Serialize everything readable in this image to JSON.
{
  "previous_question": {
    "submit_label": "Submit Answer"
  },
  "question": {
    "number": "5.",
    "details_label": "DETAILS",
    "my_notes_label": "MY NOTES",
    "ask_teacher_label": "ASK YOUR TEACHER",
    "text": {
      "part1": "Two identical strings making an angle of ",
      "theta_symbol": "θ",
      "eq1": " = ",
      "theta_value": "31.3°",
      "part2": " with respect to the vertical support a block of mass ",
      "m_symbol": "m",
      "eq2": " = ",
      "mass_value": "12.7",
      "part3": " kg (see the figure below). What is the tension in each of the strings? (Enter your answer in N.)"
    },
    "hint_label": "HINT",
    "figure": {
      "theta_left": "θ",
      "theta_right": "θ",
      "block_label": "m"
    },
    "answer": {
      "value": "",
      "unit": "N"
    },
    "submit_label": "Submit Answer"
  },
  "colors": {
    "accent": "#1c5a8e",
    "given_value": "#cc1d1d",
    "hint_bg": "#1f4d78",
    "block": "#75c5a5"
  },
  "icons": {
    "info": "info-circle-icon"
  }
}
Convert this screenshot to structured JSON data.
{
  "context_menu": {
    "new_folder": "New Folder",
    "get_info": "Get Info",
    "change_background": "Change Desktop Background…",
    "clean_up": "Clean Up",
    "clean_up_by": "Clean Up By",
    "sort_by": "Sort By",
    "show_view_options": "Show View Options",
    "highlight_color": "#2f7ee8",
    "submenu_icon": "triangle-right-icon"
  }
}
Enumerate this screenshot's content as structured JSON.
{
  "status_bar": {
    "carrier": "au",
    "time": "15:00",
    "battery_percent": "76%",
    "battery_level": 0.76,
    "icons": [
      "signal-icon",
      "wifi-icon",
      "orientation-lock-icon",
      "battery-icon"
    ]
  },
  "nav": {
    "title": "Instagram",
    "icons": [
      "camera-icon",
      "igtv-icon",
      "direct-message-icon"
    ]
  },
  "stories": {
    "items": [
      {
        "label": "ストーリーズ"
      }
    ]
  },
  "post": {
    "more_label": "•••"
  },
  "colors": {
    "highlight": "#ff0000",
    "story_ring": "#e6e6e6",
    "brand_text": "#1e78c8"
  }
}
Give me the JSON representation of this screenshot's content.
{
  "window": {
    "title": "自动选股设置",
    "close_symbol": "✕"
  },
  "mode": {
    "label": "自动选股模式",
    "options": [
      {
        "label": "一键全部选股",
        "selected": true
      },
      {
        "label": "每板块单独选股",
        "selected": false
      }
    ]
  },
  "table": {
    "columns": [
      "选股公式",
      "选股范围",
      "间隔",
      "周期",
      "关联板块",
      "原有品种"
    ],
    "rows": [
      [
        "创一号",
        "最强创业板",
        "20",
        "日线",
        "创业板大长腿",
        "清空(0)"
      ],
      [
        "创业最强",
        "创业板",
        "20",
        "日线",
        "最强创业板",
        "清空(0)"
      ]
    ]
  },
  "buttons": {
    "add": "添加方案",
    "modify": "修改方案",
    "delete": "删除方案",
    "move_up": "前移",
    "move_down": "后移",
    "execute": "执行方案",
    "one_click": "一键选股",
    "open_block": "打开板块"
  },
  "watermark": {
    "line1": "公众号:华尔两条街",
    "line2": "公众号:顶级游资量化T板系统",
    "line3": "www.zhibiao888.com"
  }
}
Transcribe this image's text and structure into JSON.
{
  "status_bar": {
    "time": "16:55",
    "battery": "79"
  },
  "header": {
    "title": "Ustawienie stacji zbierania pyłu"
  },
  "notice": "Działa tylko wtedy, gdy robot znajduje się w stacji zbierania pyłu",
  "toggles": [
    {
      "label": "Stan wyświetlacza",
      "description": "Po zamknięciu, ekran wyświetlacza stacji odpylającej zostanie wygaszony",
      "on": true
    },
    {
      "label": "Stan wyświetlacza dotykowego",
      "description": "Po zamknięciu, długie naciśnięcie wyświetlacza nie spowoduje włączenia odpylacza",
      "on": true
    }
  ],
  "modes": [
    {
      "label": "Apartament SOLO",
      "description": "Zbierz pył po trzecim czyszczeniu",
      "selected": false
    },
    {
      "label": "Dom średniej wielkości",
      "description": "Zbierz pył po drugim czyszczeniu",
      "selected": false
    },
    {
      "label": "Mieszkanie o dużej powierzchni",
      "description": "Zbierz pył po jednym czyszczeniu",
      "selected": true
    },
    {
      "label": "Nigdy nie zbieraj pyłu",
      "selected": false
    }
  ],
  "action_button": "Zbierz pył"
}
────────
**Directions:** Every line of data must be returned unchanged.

**Answer below:**
Serialize everything readable in this image to JSON.
{
  "previous_question": {
    "submit_label": "Submit Answer"
  },
  "question": {
    "number": "5.",
    "details_label": "DETAILS",
    "my_notes_label": "MY NOTES",
    "ask_teacher_label": "ASK YOUR TEACHER",
    "text": {
      "part1": "Two identical strings making an angle of ",
      "theta_symbol": "θ",
      "eq1": " = ",
      "theta_value": "31.3°",
      "part2": " with respect to the vertical support a block of mass ",
      "m_symbol": "m",
      "eq2": " = ",
      "mass_value": "12.7",
      "part3": " kg (see the figure below). What is the tension in each of the strings? (Enter your answer in N.)"
    },
    "hint_label": "HINT",
    "figure": {
      "theta_left": "θ",
      "theta_right": "θ",
      "block_label": "m"
    },
    "answer": {
      "value": "",
      "unit": "N"
    },
    "submit_label": "Submit Answer"
  },
  "colors": {
    "accent": "#1c5a8e",
    "given_value": "#cc1d1d",
    "hint_bg": "#1f4d78",
    "block": "#75c5a5"
  },
  "icons": {
    "info": "info-circle-icon"
  }
}
Convert this screenshot to structured JSON data.
{
  "context_menu": {
    "new_folder": "New Folder",
    "get_info": "Get Info",
    "change_background": "Change Desktop Background…",
    "clean_up": "Clean Up",
    "clean_up_by": "Clean Up By",
    "sort_by": "Sort By",
    "show_view_options": "Show View Options",
    "highlight_color": "#2f7ee8",
    "submenu_icon": "triangle-right-icon"
  }
}
Enumerate this screenshot's content as structured JSON.
{
  "status_bar": {
    "carrier": "au",
    "time": "15:00",
    "battery_percent": "76%",
    "battery_level": 0.76,
    "icons": [
      "signal-icon",
      "wifi-icon",
      "orientation-lock-icon",
      "battery-icon"
    ]
  },
  "nav": {
    "title": "Instagram",
    "icons": [
      "camera-icon",
      "igtv-icon",
      "direct-message-icon"
    ]
  },
  "stories": {
    "items": [
      {
        "label": "ストーリーズ"
      }
    ]
  },
  "post": {
    "more_label": "•••"
  },
  "colors": {
    "highlight": "#ff0000",
    "story_ring": "#e6e6e6",
    "brand_text": "#1e78c8"
  }
}
Give me the JSON representation of this screenshot's content.
{
  "window": {
    "title": "自动选股设置",
    "close_symbol": "✕"
  },
  "mode": {
    "label": "自动选股模式",
    "options": [
      {
        "label": "一键全部选股",
        "selected": true
      },
      {
        "label": "每板块单独选股",
        "selected": false
      }
    ]
  },
  "table": {
    "columns": [
      "选股公式",
      "选股范围",
      "间隔",
      "周期",
      "关联板块",
      "原有品种"
    ],
    "rows": [
      [
        "创一号",
        "最强创业板",
        "20",
        "日线",
        "创业板大长腿",
        "清空(0)"
      ],
      [
        "创业最强",
        "创业板",
        "20",
        "日线",
        "最强创业板",
        "清空(0)"
      ]
    ]
  },
  "buttons": {
    "add": "添加方案",
    "modify": "修改方案",
    "delete": "删除方案",
    "move_up": "前移",
    "move_down": "后移",
    "execute": "执行方案",
    "one_click": "一键选股",
    "open_block": "打开板块"
  },
  "watermark": {
    "line1": "公众号:华尔两条街",
    "line2": "公众号:顶级游资量化T板系统",
    "line3": "www.zhibiao888.com"
  }
}
Transcribe this image's text and structure into JSON.
{
  "status_bar": {
    "time": "16:55",
    "battery": "79"
  },
  "header": {
    "title": "Ustawienie stacji zbierania pyłu"
  },
  "notice": "Działa tylko wtedy, gdy robot znajduje się w stacji zbierania pyłu",
  "toggles": [
    {
      "label": "Stan wyświetlacza",
      "description": "Po zamknięciu, ekran wyświetlacza stacji odpylającej zostanie wygaszony",
      "on": true
    },
    {
      "label": "Stan wyświetlacza dotykowego",
      "description": "Po zamknięciu, długie naciśnięcie wyświetlacza nie spowoduje włączenia odpylacza",
      "on": true
    }
  ],
  "modes": [
    {
      "label": "Apartament SOLO",
      "description": "Zbierz pył po trzecim czyszczeniu",
      "selected": false
    },
    {
      "label": "Dom średniej wielkości",
      "description": "Zbierz pył po drugim czyszczeniu",
      "selected": false
    },
    {
      "label": "Mieszkanie o dużej powierzchni",
      "description": "Zbierz pył po jednym czyszczeniu",
      "selected": true
    },
    {
      "label": "Nigdy nie zbieraj pyłu",
      "selected": false
    }
  ],
  "action_button": "Zbierz pył"
}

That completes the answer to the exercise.